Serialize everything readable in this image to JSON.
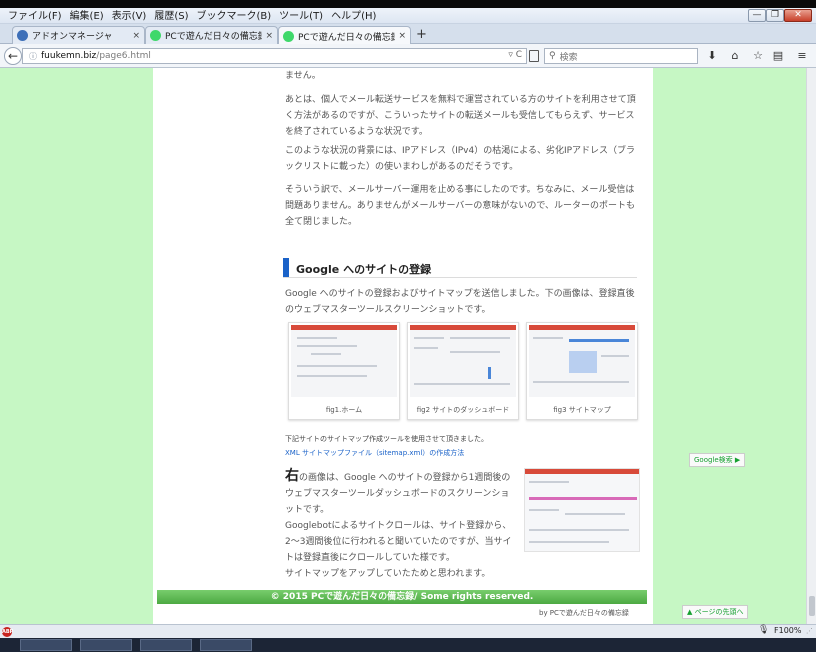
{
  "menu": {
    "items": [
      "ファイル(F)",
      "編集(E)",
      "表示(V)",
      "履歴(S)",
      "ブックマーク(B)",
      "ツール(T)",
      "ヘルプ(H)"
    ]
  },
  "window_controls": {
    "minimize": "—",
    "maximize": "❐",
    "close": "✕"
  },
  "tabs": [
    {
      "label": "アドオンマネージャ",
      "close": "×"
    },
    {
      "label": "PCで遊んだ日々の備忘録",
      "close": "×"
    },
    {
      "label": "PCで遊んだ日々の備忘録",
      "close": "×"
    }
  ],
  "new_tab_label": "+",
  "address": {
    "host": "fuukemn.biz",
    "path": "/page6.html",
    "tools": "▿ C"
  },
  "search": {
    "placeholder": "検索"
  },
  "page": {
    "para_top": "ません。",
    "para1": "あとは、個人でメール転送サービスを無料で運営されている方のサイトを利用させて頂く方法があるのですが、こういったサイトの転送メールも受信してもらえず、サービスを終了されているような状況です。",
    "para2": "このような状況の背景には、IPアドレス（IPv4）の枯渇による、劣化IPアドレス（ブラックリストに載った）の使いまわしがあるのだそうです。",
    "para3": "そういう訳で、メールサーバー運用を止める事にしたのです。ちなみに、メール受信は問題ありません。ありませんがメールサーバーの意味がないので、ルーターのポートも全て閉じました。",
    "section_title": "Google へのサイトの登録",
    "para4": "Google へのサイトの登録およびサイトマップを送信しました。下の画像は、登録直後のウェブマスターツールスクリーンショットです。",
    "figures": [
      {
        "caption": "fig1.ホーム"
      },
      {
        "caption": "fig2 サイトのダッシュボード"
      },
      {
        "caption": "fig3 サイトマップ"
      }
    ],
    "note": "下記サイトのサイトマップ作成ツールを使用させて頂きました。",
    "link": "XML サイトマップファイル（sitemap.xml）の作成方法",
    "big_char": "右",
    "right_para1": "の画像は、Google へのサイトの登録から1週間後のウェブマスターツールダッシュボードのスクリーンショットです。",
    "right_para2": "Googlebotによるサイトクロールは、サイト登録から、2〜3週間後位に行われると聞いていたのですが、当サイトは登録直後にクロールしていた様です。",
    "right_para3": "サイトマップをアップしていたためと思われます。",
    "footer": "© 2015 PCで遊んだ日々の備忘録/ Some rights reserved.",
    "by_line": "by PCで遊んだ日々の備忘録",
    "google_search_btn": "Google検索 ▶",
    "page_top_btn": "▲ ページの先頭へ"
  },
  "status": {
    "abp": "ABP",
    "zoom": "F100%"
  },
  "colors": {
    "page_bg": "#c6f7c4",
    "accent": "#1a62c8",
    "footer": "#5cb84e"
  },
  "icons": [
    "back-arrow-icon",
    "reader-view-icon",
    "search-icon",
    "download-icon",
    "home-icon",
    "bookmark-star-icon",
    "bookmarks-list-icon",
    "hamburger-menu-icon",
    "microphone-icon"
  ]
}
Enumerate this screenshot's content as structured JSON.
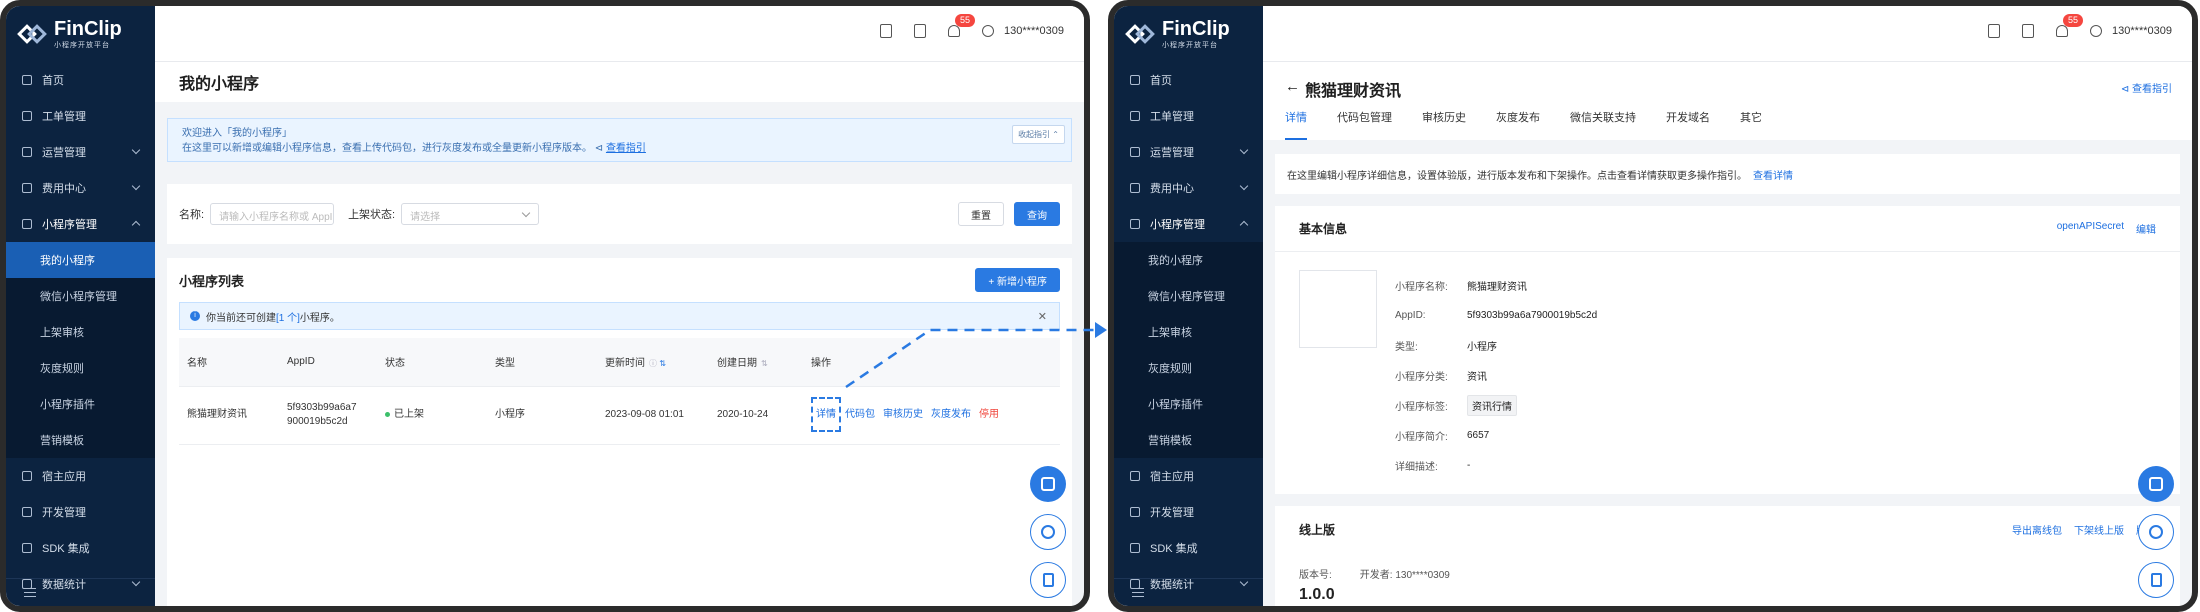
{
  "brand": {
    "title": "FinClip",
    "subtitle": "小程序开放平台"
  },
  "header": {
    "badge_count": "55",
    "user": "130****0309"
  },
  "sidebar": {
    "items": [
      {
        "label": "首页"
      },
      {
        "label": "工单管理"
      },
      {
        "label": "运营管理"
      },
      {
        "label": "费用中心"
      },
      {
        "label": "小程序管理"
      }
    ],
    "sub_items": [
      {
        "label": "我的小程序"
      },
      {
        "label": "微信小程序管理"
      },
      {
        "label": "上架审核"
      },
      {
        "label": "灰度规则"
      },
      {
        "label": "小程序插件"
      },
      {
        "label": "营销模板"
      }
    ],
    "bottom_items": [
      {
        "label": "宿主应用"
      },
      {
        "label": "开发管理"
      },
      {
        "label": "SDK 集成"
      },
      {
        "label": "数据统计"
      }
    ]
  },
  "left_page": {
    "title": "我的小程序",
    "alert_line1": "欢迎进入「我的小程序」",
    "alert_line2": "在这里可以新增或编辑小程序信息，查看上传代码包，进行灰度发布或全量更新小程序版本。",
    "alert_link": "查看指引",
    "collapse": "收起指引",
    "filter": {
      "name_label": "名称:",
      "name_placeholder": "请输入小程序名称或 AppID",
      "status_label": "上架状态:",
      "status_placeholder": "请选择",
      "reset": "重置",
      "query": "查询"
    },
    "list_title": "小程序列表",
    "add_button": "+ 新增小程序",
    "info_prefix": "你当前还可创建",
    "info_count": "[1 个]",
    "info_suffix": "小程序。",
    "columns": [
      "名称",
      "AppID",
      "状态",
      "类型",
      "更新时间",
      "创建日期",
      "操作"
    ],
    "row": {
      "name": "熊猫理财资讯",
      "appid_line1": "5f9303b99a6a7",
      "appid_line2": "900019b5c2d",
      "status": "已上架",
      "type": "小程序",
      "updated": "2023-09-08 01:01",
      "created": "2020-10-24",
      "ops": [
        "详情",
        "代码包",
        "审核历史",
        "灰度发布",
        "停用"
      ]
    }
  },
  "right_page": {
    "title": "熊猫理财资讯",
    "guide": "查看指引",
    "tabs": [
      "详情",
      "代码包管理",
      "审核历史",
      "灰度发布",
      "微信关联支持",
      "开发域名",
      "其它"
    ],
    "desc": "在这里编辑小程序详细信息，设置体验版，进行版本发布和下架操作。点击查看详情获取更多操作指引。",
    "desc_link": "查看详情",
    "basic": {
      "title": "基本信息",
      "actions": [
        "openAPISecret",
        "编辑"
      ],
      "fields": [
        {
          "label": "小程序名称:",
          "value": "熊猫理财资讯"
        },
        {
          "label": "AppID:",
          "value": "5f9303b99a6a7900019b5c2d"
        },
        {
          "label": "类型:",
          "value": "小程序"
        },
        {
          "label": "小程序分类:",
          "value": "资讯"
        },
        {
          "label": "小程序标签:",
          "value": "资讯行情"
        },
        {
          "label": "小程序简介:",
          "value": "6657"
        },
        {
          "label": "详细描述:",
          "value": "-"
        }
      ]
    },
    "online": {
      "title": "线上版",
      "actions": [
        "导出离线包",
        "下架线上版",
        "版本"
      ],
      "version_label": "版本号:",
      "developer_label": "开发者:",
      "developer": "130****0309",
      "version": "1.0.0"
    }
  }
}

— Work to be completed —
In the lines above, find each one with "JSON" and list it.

— Your response —
Serialize everything readable in this image to JSON.
Enumerate this screenshot's content as structured JSON.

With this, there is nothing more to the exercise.